The council formed a partnership scheme to make 30 homes and flats more thermally efficient, saving money for social housing residents on their bills. Improvement works – known as retrofit – aim to help improve these homes’ energy efficiency, making them easier to heat and keep warm, while fossil fuel use will be replaced by renewable, clean energy. The council also pledged to retrofit all its buildings by installing solar panels. Meanwhile, a few of the council buildings benefitted from roof insulation and heat pumps.
The Zero Carbon Craven project was boosted by the appointment of an environmental charity, Hubbub, which encouraged residents in the rural district to reduce their energy consumption at home and save money during winter via webinars, leaflets and website information.
In addition, the council worked collaboratively with social landlord Yorkshire Housing to retrofit 30 houses and flats.
Generating energy from renewables such as the sun or wind doesn’t produce any emissions. It’s also improved properties by at least one EPC (energy performance certificate) band which will help reduce the impact of rising energy prices while cutting carbon emissions by 30 tonnes.
In addition, the 30 properties benefitted from solar panels and air source heat pumps. This deep retrofit would help lower people’s energy bills and provide warm and secure housing, which in turn would help improve living conditions.
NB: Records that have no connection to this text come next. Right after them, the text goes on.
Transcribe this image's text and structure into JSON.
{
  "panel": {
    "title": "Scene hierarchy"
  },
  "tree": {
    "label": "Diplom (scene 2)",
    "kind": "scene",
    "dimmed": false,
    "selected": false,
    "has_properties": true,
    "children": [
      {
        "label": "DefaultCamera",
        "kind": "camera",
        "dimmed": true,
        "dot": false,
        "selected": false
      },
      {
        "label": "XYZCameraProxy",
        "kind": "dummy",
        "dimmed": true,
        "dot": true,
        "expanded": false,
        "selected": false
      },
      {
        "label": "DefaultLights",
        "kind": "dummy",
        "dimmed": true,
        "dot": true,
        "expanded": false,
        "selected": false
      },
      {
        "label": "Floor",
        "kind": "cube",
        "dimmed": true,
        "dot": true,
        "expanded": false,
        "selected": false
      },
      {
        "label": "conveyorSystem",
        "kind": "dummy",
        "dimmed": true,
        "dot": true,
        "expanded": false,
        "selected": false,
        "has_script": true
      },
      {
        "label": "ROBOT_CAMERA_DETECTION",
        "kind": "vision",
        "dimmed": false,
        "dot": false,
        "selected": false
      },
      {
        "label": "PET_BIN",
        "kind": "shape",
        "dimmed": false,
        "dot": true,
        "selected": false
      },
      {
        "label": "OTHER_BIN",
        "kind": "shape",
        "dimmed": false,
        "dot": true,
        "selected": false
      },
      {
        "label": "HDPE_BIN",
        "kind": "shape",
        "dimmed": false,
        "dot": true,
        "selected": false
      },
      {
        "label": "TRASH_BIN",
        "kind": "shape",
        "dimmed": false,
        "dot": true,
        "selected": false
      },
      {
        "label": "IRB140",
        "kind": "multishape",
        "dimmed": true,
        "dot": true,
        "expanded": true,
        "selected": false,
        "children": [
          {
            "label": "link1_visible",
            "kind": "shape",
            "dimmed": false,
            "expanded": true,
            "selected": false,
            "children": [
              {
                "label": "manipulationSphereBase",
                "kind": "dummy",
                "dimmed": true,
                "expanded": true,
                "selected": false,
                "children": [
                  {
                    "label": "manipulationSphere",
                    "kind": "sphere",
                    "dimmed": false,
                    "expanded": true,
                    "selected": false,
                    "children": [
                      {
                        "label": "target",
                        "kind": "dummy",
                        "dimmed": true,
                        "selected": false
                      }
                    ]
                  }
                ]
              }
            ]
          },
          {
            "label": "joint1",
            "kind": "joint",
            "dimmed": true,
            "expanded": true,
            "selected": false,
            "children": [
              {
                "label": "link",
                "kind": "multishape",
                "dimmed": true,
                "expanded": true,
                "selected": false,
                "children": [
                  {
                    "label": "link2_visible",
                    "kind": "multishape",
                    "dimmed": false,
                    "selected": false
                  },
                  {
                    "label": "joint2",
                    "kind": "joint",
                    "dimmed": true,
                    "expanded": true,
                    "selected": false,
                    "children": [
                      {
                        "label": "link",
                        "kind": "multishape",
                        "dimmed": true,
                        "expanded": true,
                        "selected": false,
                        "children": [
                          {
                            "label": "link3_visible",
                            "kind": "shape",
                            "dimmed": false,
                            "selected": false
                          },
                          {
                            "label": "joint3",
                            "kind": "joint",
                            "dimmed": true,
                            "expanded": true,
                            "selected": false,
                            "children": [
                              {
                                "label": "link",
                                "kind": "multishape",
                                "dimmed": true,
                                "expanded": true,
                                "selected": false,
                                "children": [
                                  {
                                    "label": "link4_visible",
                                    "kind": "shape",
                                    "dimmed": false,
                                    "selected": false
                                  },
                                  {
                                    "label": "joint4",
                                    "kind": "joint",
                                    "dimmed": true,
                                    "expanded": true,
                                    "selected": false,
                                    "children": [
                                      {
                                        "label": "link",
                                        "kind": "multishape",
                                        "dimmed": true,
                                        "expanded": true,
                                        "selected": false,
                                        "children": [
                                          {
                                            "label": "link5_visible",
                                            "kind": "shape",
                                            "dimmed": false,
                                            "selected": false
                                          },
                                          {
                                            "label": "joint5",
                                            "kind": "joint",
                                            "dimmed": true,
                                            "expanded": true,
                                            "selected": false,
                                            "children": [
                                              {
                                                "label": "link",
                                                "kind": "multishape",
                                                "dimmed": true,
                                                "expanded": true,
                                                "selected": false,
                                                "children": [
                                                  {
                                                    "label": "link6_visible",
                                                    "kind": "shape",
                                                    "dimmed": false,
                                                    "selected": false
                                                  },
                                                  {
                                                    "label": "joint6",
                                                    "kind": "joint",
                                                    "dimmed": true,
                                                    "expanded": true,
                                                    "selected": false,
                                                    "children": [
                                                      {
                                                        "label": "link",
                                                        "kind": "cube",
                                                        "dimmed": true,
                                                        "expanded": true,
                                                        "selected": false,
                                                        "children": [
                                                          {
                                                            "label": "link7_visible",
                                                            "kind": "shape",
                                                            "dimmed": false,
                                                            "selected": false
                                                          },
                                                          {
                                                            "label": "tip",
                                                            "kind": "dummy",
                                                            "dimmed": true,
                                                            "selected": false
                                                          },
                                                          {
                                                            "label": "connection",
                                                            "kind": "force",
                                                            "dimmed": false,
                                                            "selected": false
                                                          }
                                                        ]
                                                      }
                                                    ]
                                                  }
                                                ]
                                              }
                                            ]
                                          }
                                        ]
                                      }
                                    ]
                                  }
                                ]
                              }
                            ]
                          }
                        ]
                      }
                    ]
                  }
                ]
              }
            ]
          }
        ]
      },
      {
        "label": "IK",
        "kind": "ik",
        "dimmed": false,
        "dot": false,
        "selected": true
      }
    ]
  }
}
The aim of the programme is to save 266 tonnes of carbon, which is equivalent to saving over 12,000 trees.
Almost 800 solar panels have been fitted in total to most of council buildings and it is estimated Craven and its successor council will save nearly £130,000 a year in energy costs for the next 10-25 years (based on latest energy prices).